But perhaps the best standout continues to be e-commerce. Now in its 22nd month in positive territory, and posting its seventh month of double-digit gains at 15.9 percent, e-commerce sectors continue to dominate across the board says Michael McNamara, Vice President, Research and Analysis for MasterCard Advisors SpendingPulse in a statement.

Luxury-hungry Millennials may be driving that growth, finds the latest report from the New York-based Luxury Institute. “Wealthy Americans 35 years of age and younger are avid consumers of a wide range of new media on smartphones and tablet computers,” according to the report. “Seventy-percent own smartphones (40 percent iPhone, 24 percent BlackBerry) and 23 percent already have an Apple iPad.” Their tendency to use their tech toys to make purchases on the go is likely to only continue driving up e-commerce sales. And once mobile payment platforms truly become integrated into mainstream retail, expect Millennials to largely dominate how—and where—retailers spend their ad dollars.

http://www.portfolio.com/views/blogs/executive-style/2011/06/02/same-store-sales-muted-in-may-but-ecommerce-shines#ixzz1OFHAnQWu

June 2, 2011

The Survivor

By Ruth La Ferla
New York Times
June 1, 2011

Call him a genius. Call him a junkie, an original, a shameless copycat, a winsome recluse, a brazen exhibitionist. Marc Jacobs has heard it all. And he has absorbed it all with a hard-won equanimity…

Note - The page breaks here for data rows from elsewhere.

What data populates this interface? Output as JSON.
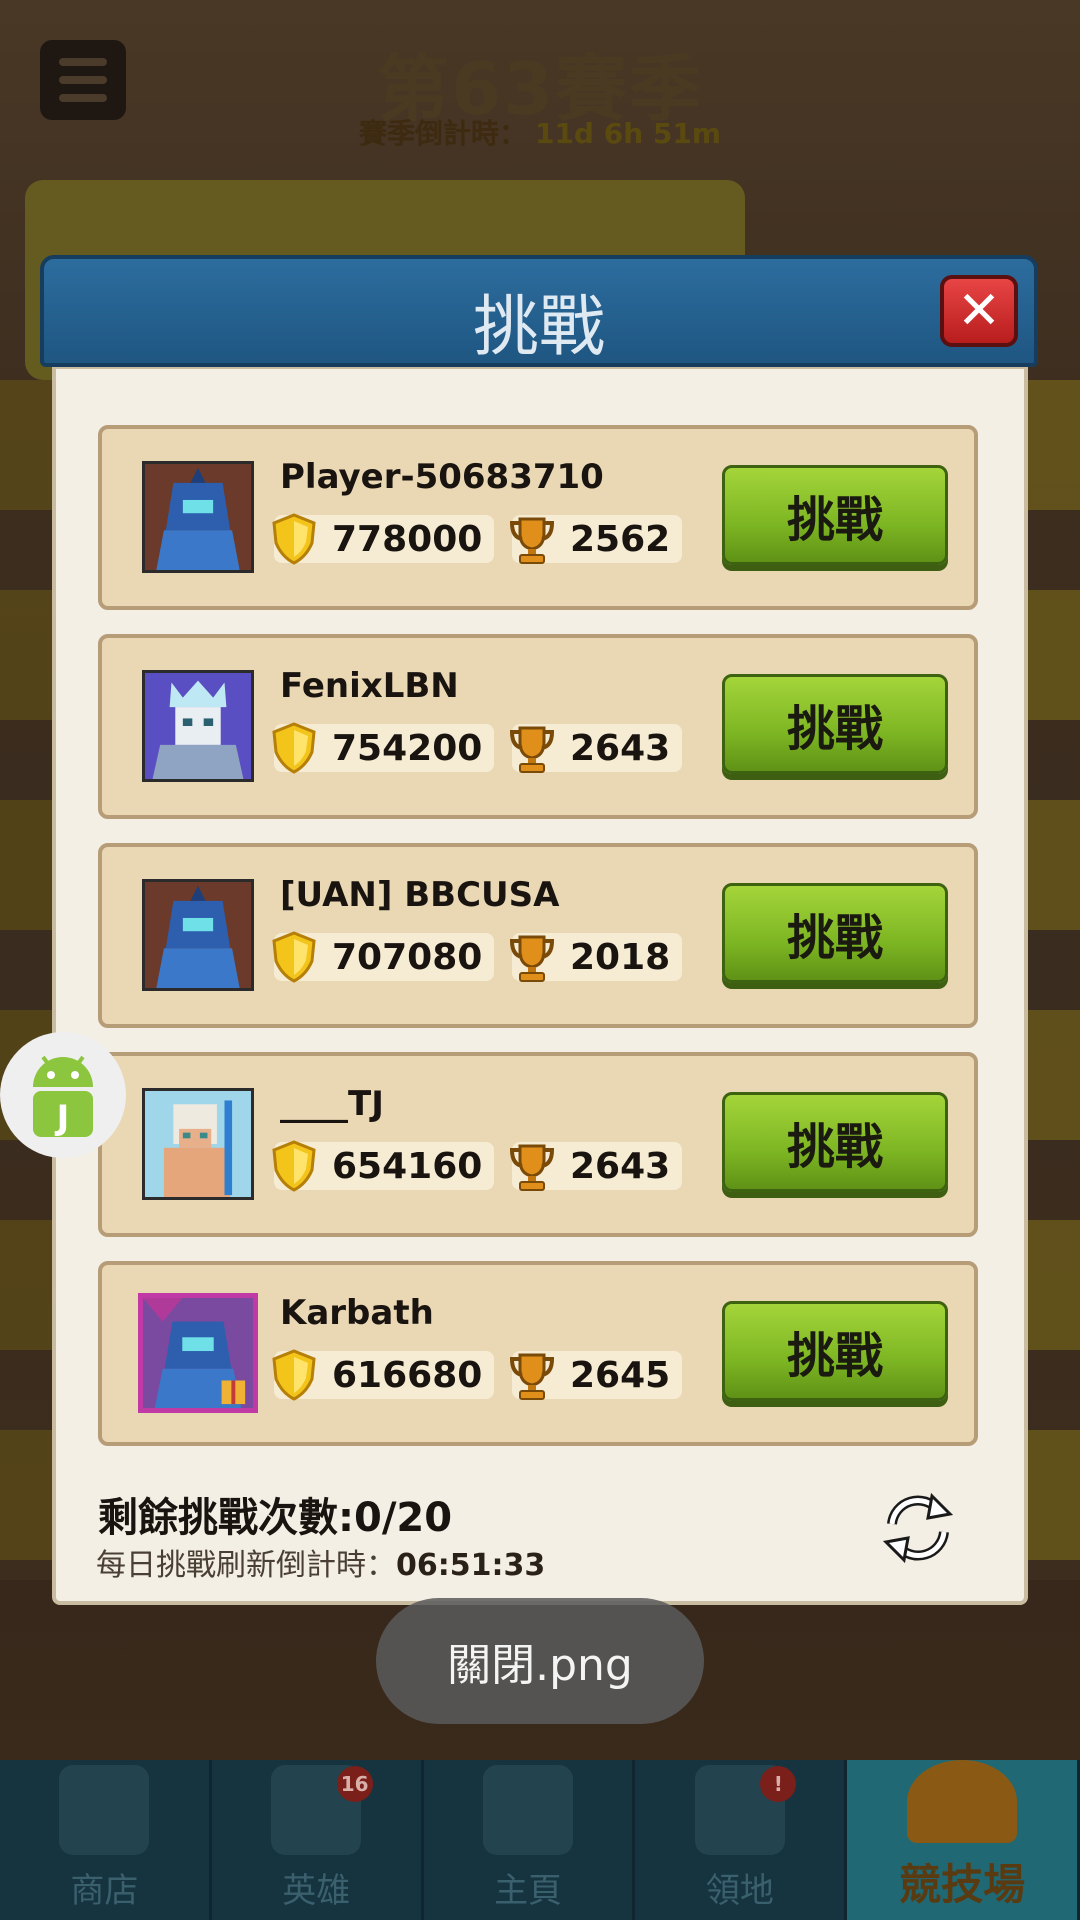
{
  "season": {
    "title": "第63賽季",
    "countdown_label": "賽季倒計時：",
    "countdown_value": "11d 6h 51m"
  },
  "dialog": {
    "title": "挑戰",
    "close_symbol": "✕"
  },
  "opponents": [
    {
      "name": "Player-50683710",
      "score": "778000",
      "trophies": "2562",
      "button": "挑戰",
      "avatar": "blue-knight"
    },
    {
      "name": "FenixLBN",
      "score": "754200",
      "trophies": "2643",
      "button": "挑戰",
      "avatar": "skeleton-king"
    },
    {
      "name": "[UAN] BBCUSA",
      "score": "707080",
      "trophies": "2018",
      "button": "挑戰",
      "avatar": "blue-knight"
    },
    {
      "name": "____TJ",
      "score": "654160",
      "trophies": "2643",
      "button": "挑戰",
      "avatar": "white-warrior"
    },
    {
      "name": "Karbath",
      "score": "616680",
      "trophies": "2645",
      "button": "挑戰",
      "avatar": "blue-knight-gift"
    }
  ],
  "footer": {
    "remaining_label": "剩餘挑戰次數:0/20",
    "refresh_label": "每日挑戰刷新倒計時：",
    "refresh_value": "06:51:33"
  },
  "toast": {
    "text": "關閉.png"
  },
  "nav": [
    {
      "label": "商店",
      "badge": ""
    },
    {
      "label": "英雄",
      "badge": "16"
    },
    {
      "label": "主頁",
      "badge": ""
    },
    {
      "label": "領地",
      "badge": "!"
    },
    {
      "label": "競技場",
      "badge": ""
    }
  ],
  "colors": {
    "header_blue": "#1f5682",
    "challenge_green": "#7db623",
    "close_red": "#d02a2a",
    "card_tan": "#ead8b5"
  }
}
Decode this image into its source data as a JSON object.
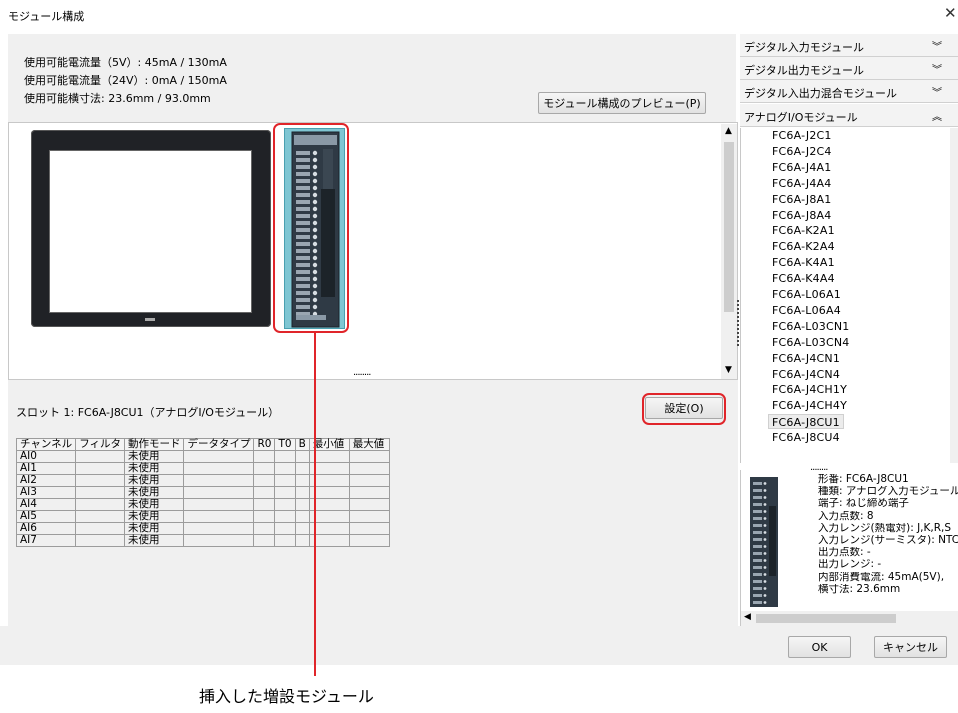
{
  "window": {
    "title": "モジュール構成"
  },
  "info": {
    "current_5v": "使用可能電流量（5V）: 45mA / 130mA",
    "current_24v": "使用可能電流量（24V）: 0mA / 150mA",
    "width": "使用可能横寸法: 23.6mm / 93.0mm"
  },
  "buttons": {
    "preview": "モジュール構成のプレビュー(P)",
    "settings": "設定(O)",
    "ok": "OK",
    "cancel": "キャンセル"
  },
  "splitter_dots": "........",
  "slot": {
    "label": "スロット 1: FC6A-J8CU1（アナログI/Oモジュール）"
  },
  "channel_table": {
    "headers": [
      "チャンネル",
      "フィルタ",
      "動作モード",
      "データタイプ",
      "R0",
      "T0",
      "B",
      "最小値",
      "最大値"
    ],
    "rows": [
      [
        "AI0",
        "",
        "未使用",
        "",
        "",
        "",
        "",
        "",
        ""
      ],
      [
        "AI1",
        "",
        "未使用",
        "",
        "",
        "",
        "",
        "",
        ""
      ],
      [
        "AI2",
        "",
        "未使用",
        "",
        "",
        "",
        "",
        "",
        ""
      ],
      [
        "AI3",
        "",
        "未使用",
        "",
        "",
        "",
        "",
        "",
        ""
      ],
      [
        "AI4",
        "",
        "未使用",
        "",
        "",
        "",
        "",
        "",
        ""
      ],
      [
        "AI5",
        "",
        "未使用",
        "",
        "",
        "",
        "",
        "",
        ""
      ],
      [
        "AI6",
        "",
        "未使用",
        "",
        "",
        "",
        "",
        "",
        ""
      ],
      [
        "AI7",
        "",
        "未使用",
        "",
        "",
        "",
        "",
        "",
        ""
      ]
    ]
  },
  "categories": [
    {
      "label": "デジタル入力モジュール",
      "state": "collapsed"
    },
    {
      "label": "デジタル出力モジュール",
      "state": "collapsed"
    },
    {
      "label": "デジタル入出力混合モジュール",
      "state": "collapsed"
    },
    {
      "label": "アナログI/Oモジュール",
      "state": "expanded"
    }
  ],
  "module_list": [
    "FC6A-J2C1",
    "FC6A-J2C4",
    "FC6A-J4A1",
    "FC6A-J4A4",
    "FC6A-J8A1",
    "FC6A-J8A4",
    "FC6A-K2A1",
    "FC6A-K2A4",
    "FC6A-K4A1",
    "FC6A-K4A4",
    "FC6A-L06A1",
    "FC6A-L06A4",
    "FC6A-L03CN1",
    "FC6A-L03CN4",
    "FC6A-J4CN1",
    "FC6A-J4CN4",
    "FC6A-J4CH1Y",
    "FC6A-J4CH4Y",
    "FC6A-J8CU1",
    "FC6A-J8CU4"
  ],
  "selected_module": "FC6A-J8CU1",
  "properties": [
    "形番: FC6A-J8CU1",
    "種類: アナログ入力モジュール",
    "端子: ねじ締め端子",
    "入力点数: 8",
    "入力レンジ(熱電対): J,K,R,S",
    "入力レンジ(サーミスタ): NTC,",
    "出力点数: -",
    "出力レンジ: -",
    "内部消費電流: 45mA(5V),",
    "横寸法: 23.6mm"
  ],
  "annotation": "挿入した増設モジュール",
  "colors": {
    "highlight": "#e0252a",
    "module_body": "#2f3a45",
    "module_selected_bg": "#7fc6d3"
  }
}
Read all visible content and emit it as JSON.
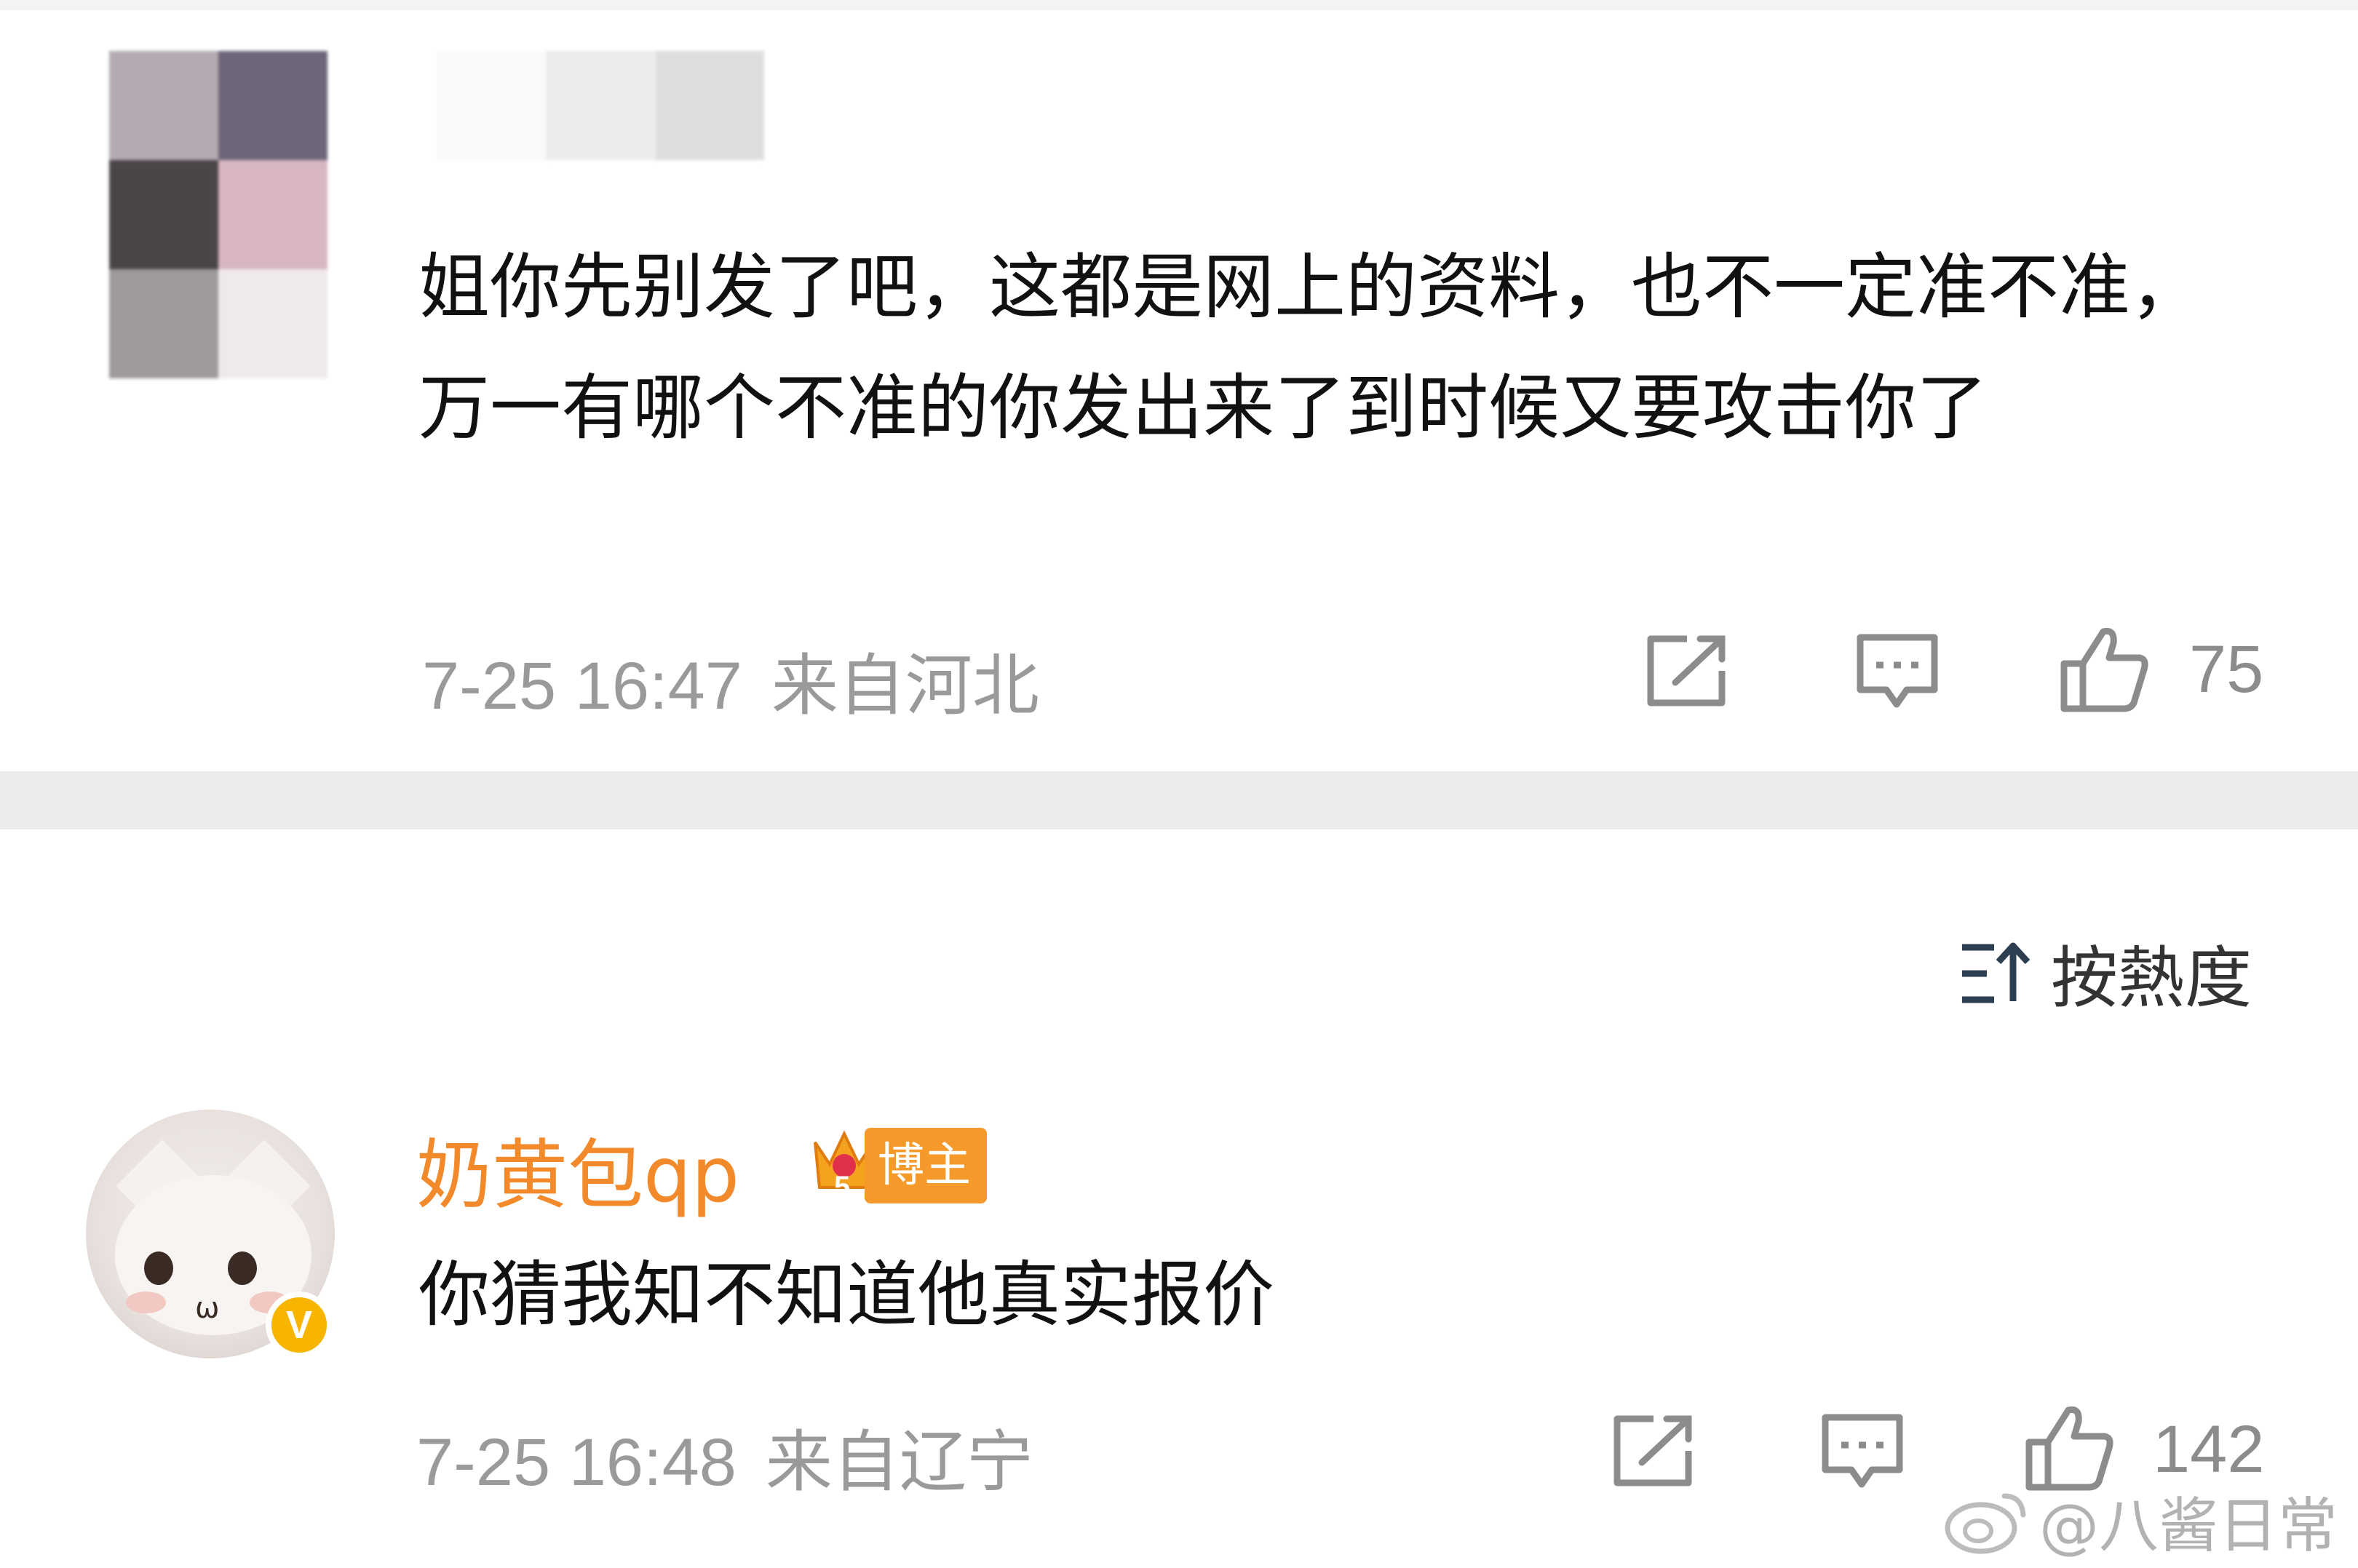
{
  "comment1": {
    "text": "姐你先别发了吧，这都是网上的资料，也不一定准不准，万一有哪个不准的你发出来了到时候又要攻击你了",
    "date": "7-25 16:47",
    "location": "来自河北",
    "like_count": "75",
    "icons": [
      "share-icon",
      "comment-icon",
      "like-icon"
    ]
  },
  "sort": {
    "label": "按熱度",
    "icon": "sort-icon"
  },
  "comment2": {
    "username": "奶黄包qp",
    "badge_label": "博主",
    "badge_level": "5",
    "verified_mark": "V",
    "text": "你猜我知不知道他真实报价",
    "date": "7-25 16:48",
    "location": "来自辽宁",
    "like_count": "142",
    "icons": [
      "share-icon",
      "comment-icon",
      "like-icon"
    ]
  },
  "watermark": {
    "text": "@八酱日常",
    "icon": "weibo-logo-icon"
  },
  "colors": {
    "username": "#f28a2c",
    "badge": "#f59a2a",
    "verified": "#f7b500",
    "meta_text": "#9a9a9a",
    "divider": "#ececec"
  }
}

Click the link to read the entire article which includes a quote from Milton Pedraza, CEO of Luxury Institute: http://www.nytimes.com/2011/06/02/fashion/marc-jacobs-the-survivor.html?pagewanted=1&_r=1